The sell off could mark a bottom on the stock.
A Trade for Short Term Bulls
As with the ownership of any stock, buying BOX could require a significant amount of capital and exposes the investor to standard risks of owning a stock.
To reduce the risks of a trade, an investor could purchase a call option. This allows them to benefit from upside moves in the stock while limiting risk to the amount paid for the options. However, buying a call option can also require a significant amount of capital and includes the risk of a 100% loss.
Whenever an option is bought, the maximum risk is always equal to 100% of the amount of spent to purchase the option. Since options cost significantly less than a stock, the risk in dollar terms will usually be relatively small to own an option.
To further limit the risks of the trade, an investor could use a bull call spread.
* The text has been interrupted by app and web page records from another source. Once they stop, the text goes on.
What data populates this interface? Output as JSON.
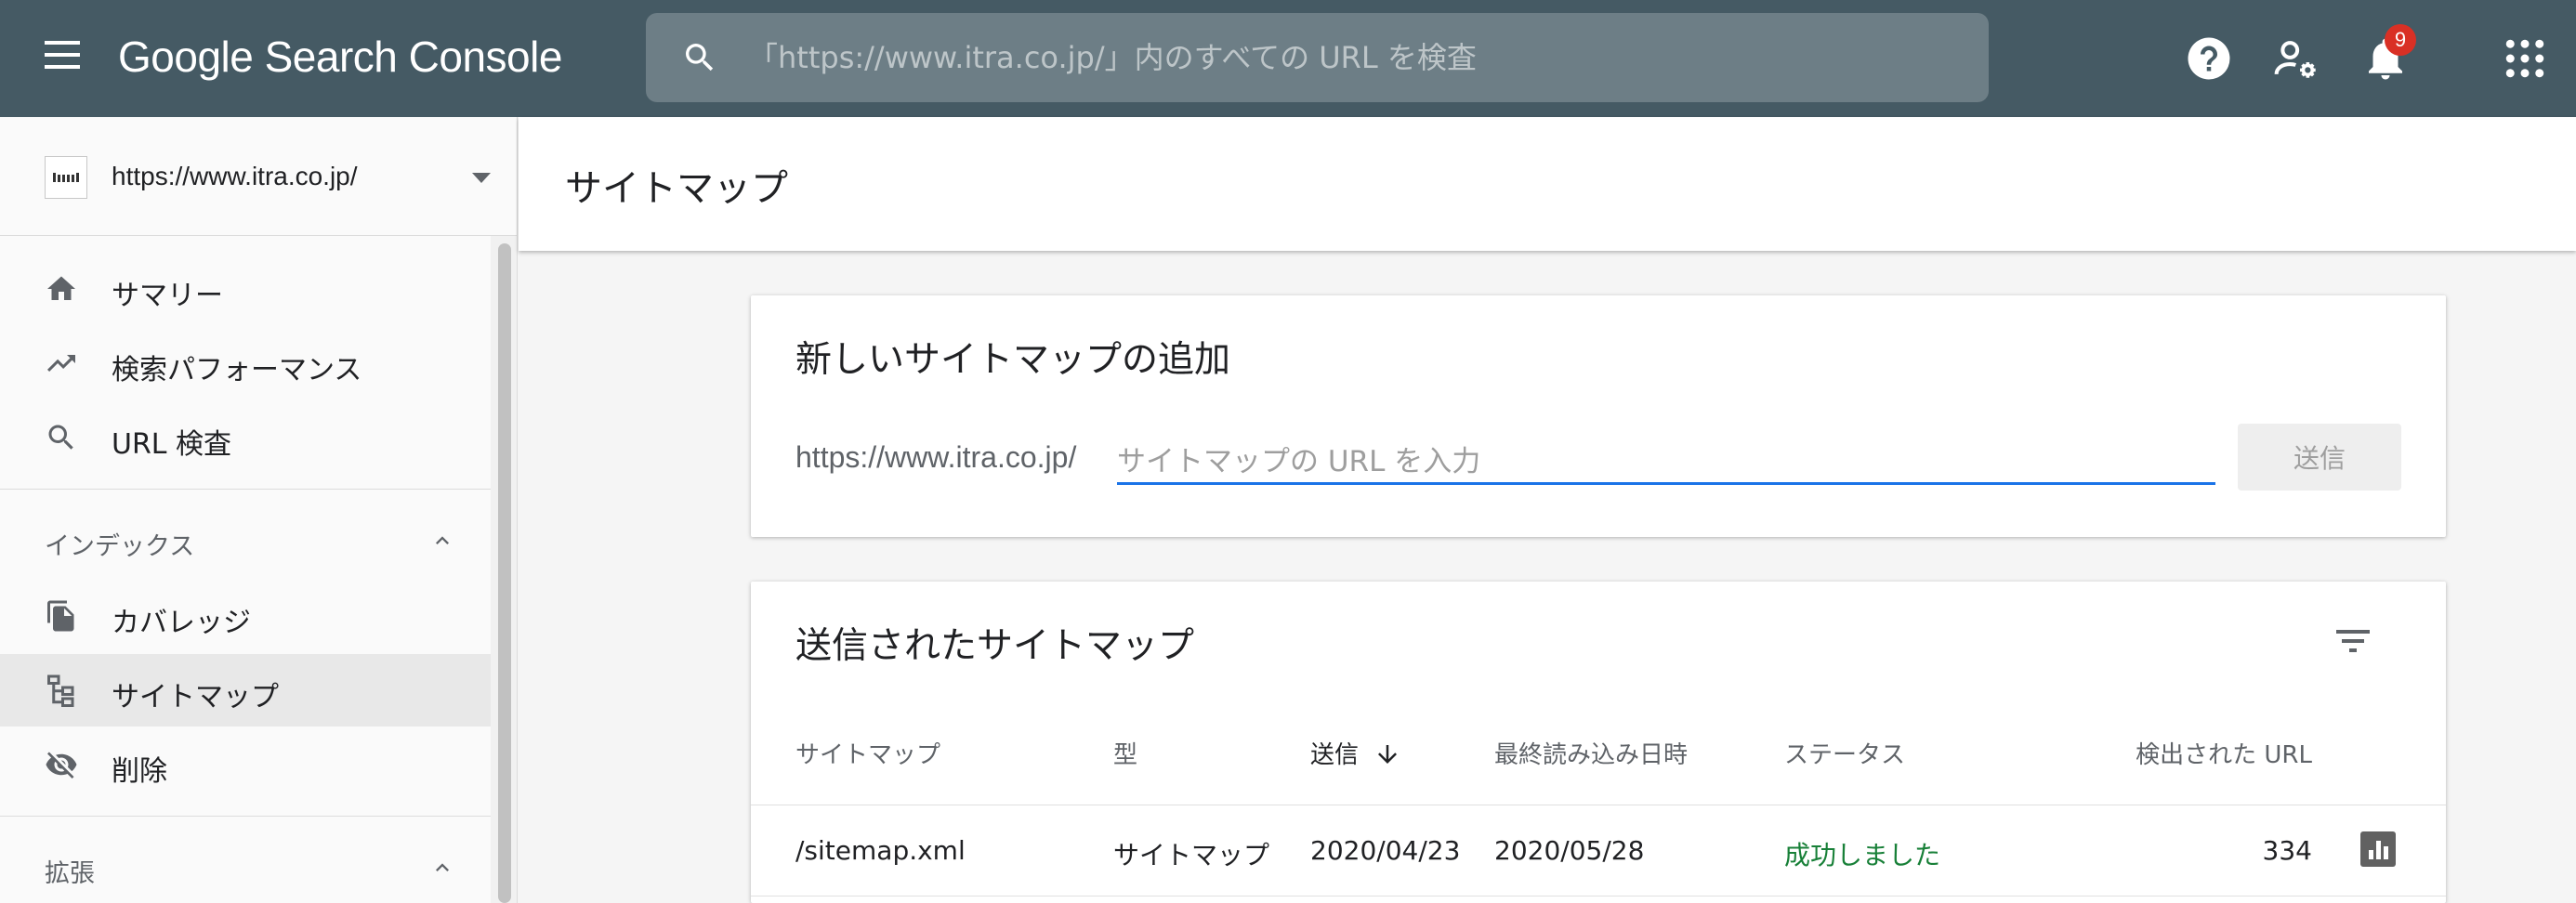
{
  "app": {
    "title": "Google Search Console",
    "search_placeholder": "「https://www.itra.co.jp/」内のすべての URL を検査",
    "notification_count": "9"
  },
  "sidebar": {
    "property_url": "https://www.itra.co.jp/",
    "items": [
      {
        "label": "サマリー",
        "icon": "home-icon"
      },
      {
        "label": "検索パフォーマンス",
        "icon": "trending-up-icon"
      },
      {
        "label": "URL 検査",
        "icon": "search-icon"
      }
    ],
    "sections": [
      {
        "label": "インデックス",
        "items": [
          {
            "label": "カバレッジ",
            "icon": "copy-icon"
          },
          {
            "label": "サイトマップ",
            "icon": "sitemap-icon",
            "active": true
          },
          {
            "label": "削除",
            "icon": "visibility-off-icon"
          }
        ]
      },
      {
        "label": "拡張"
      }
    ]
  },
  "main": {
    "page_title": "サイトマップ",
    "add_card": {
      "title": "新しいサイトマップの追加",
      "prefix": "https://www.itra.co.jp/",
      "input_placeholder": "サイトマップの URL を入力",
      "submit_label": "送信"
    },
    "submitted_card": {
      "title": "送信されたサイトマップ",
      "columns": {
        "sitemap": "サイトマップ",
        "type": "型",
        "submitted": "送信",
        "last_read": "最終読み込み日時",
        "status": "ステータス",
        "discovered": "検出された URL"
      },
      "rows": [
        {
          "sitemap": "/sitemap.xml",
          "type": "サイトマップ",
          "submitted": "2020/04/23",
          "last_read": "2020/05/28",
          "status": "成功しました",
          "discovered": "334"
        }
      ]
    }
  },
  "colors": {
    "topbar": "#455a64",
    "accent": "#1a73e8",
    "success": "#188038",
    "badge": "#d93025"
  }
}
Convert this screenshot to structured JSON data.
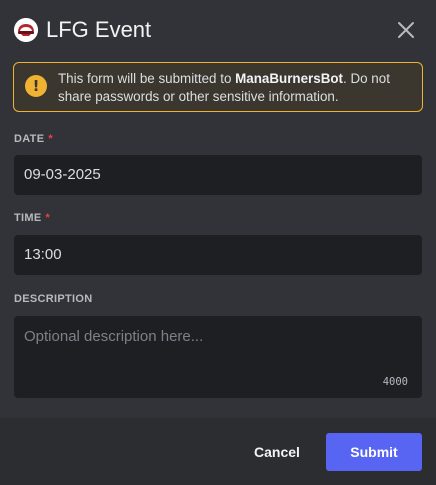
{
  "modal": {
    "title": "LFG Event",
    "app_icon": "mana-burner-avatar-icon",
    "close_icon": "close-icon"
  },
  "notice": {
    "icon": "warning-icon",
    "glyph": "!",
    "prefix": "This form will be submitted to ",
    "bot_name": "ManaBurnersBot",
    "suffix": ". Do not share passwords or other sensitive information."
  },
  "fields": {
    "date": {
      "label": "DATE",
      "required_mark": "*",
      "value": "09-03-2025"
    },
    "time": {
      "label": "TIME",
      "required_mark": "*",
      "value": "13:00"
    },
    "description": {
      "label": "DESCRIPTION",
      "placeholder": "Optional description here...",
      "remaining": "4000"
    }
  },
  "footer": {
    "cancel_label": "Cancel",
    "submit_label": "Submit"
  },
  "colors": {
    "background": "#313338",
    "footer": "#2b2d31",
    "input": "#1e1f22",
    "accent": "#5865f2",
    "warning": "#f0b232",
    "required": "#f23f43"
  }
}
This strategy consists of buying one call option and selling another at a higher strike price to help pay for the cost of buying the first call. The spread strategy always reduces the risk of an options trade.
This strategy is designed to profit from a gain in the underlying stock’s price but has the benefit of avoiding the large up-front capital outlay and downside risk of outright stock ownership. The potential risks and rewards of this strategy are summarized in the chart below.
Source: The Options Industry Council
Both the potential profit and loss for the bull call spread are limited. The maximum loss is equal to the net premium paid when the trade is opened. The maximum profit is limited to the difference between the strike prices, less the debit paid to put on the position.
This strategy could be especially appealing with high priced stocks where the share price and options premiums are often a significant commitment of capital for smaller investors.
A Specific Trade for BOX
Every day, we scan the markets looking for trades with low risk and high potential rewards. These trades are available almost every day and we share them with you as we find them. Now, it’s important to remember these are trading opportunities in volatile stocks.
When we find a potential opportunity, we evaluate it with real market data. But because the trades are volatile, the opportunities may differ by the time you read this. To help you evaluate the current opportunity, we show our math and explain the strategy.
For BOX, the October 18 options allow a trader to gain exposure to the stock.
An October 18 $14 call option can be bought for about $1.16 and the October 18 $16 call could be sold for about $0.30. This trade would cost $0.86 to open, or $86 since each contract covers 100 shares of stock.
The amount paid to enter the trade is the largest possible loss on the trade. This is generally true whenever a trader is creating a debit to enter an options trade. “Creating a debit” means there is a cost to enter the trade. You could create a debit by simply buying puts or calls to open a directional trade.
In this trade, the maximum loss would be equal to the amount spent to open the trade, or $86.
The maximum gain on the trade is equal to the difference in exercise prices less the amount of the premium paid to open the trade.
For this trade in BOX the maximum gain is $1.14 ($16 – $14= $2; $2 – $0.86 = $1.14). This represents $114 per contract since each contract covers 100 shares.
Most brokers will require minimum trading capital equal to the risk on the trade, or $86 to open this trade.
That is a potential gain of about 132% based on the amount risked in the trade. The trade could be closed early if the maximum gain is realized before the options expire.